Last night, David had been good and had taken a nice nap, so he was allowed to play video games on the PS3 a bit – while “Pain” is not “rated E for Everyone”, it’s pretty tame and he likes flinging the character into walls and off of explosive boxes – and at one point I checked Facebook from my phone. It was then that I saw a story, reposted from the Playstation blog, that the Hulu Plus preview app was available for anyone with a Playstation Plus subscription. This doesn’t mean that Hulu Plus is available to all those people, as you still need to be invited in to get to use it (kinda funny, you get invited to pay for a service, but I can understand the slow rollout model – much better for fixing problems before they become widespread). I asked David for the controller, logged myself in and grabbed a copy, and fired it up. Sure enough it asks if you’re already a member, and if not you can ask for an invite. I had already done that with an email address I created just for the occasion, but the text in the app said to use the email address that you use for PSN so I submitted a new request. The app also generated a referral code, and when you enter that code Hulu knows that you’re a Playstation user, so I figured it might increase my chances of getting “in” since I’m part of the group from which they need testing data. After that, you’re left with few options, but one is to see some example content.
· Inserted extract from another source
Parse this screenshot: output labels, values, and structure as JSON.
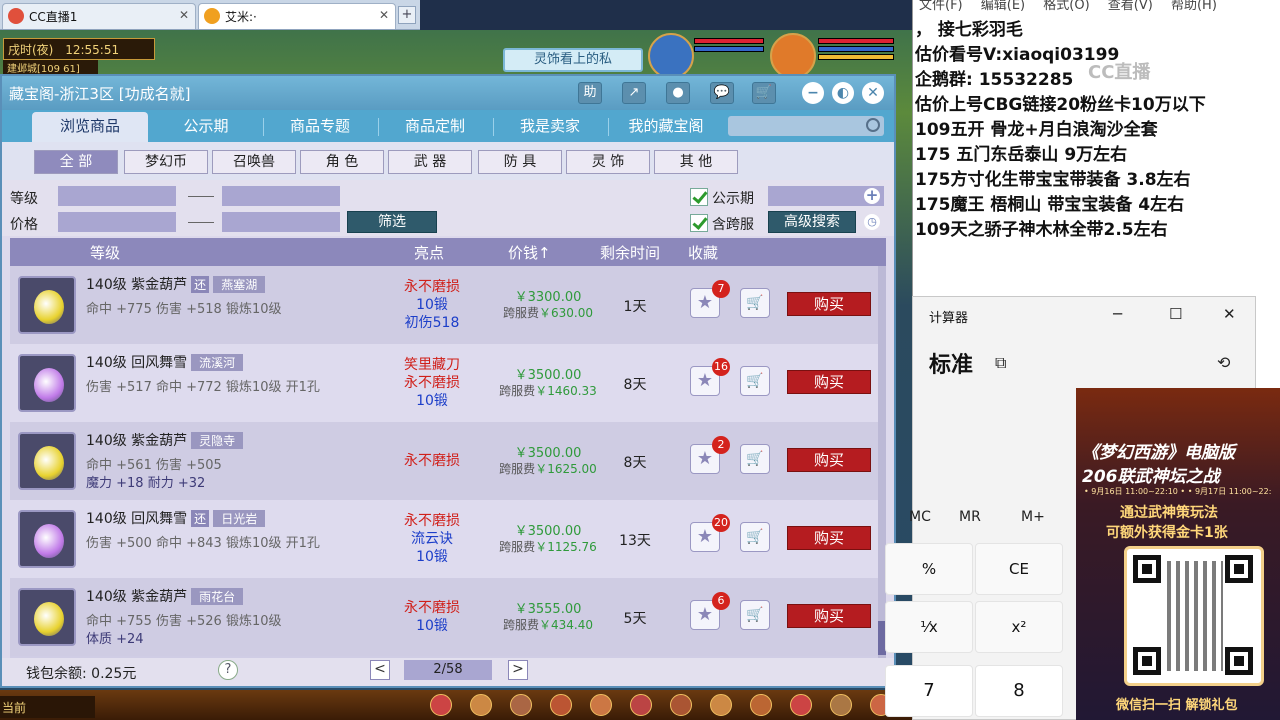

We chose Wipeout, because David likes “big splash,” and after a few seconds it started playing. And it looked just fine to me, certainly as good as it does on the satellite, and I’m pretty sure it even included Dolby Digital 5.1 surround. The only problems we saw were the audio was quite low on the clip (the commercial before it was fine), and the display was forced widescreen – not good on a standard definition TV without letterboxing. I contacted Hulu support and let them know, and got a friendly response from someone who said he talked to one of the lead developers, they know about that problem and are already working on a fix. Yay!
Now what about the content on Hulu? Well, most of the shows that we watch are or will be there. I don’t know if the delays will still exist for Hulu Plus subscribers – for example, when Eureka airs on a Friday, it’s not available on Hulu until 8 days later – but even if they do that’s not the end of the world, half the time we don’t watch something the day it airs anyway. The biggest problem would be timing, as in catching a show before it falls off the “last five episodes” list for that season, but Hulu Plus is supposed to fix that by in many cases allowing you to watch all episodes from the current season as long as that season is airing – won’t be hard to catch up on a show before a new season starts, so that takes care of that problem. And worst case scenario, I can probably get the previous season’s DVD from Netflix if I need to catch up more than that.
So now I wait for a Hulu Plus invite, and meanwhile decide if I want to keep paying DirecTV for a little longer or cancel it and play catch-up once I have the Hulu account. The only other issue we still have is news – Stephanie has become accustomed to watching Good Morning America in the mornings, and so far as we can tell that’s not available streaming anywhere. Hulu does have excerpts from the show though, so they may be sufficient once we get things moving forward.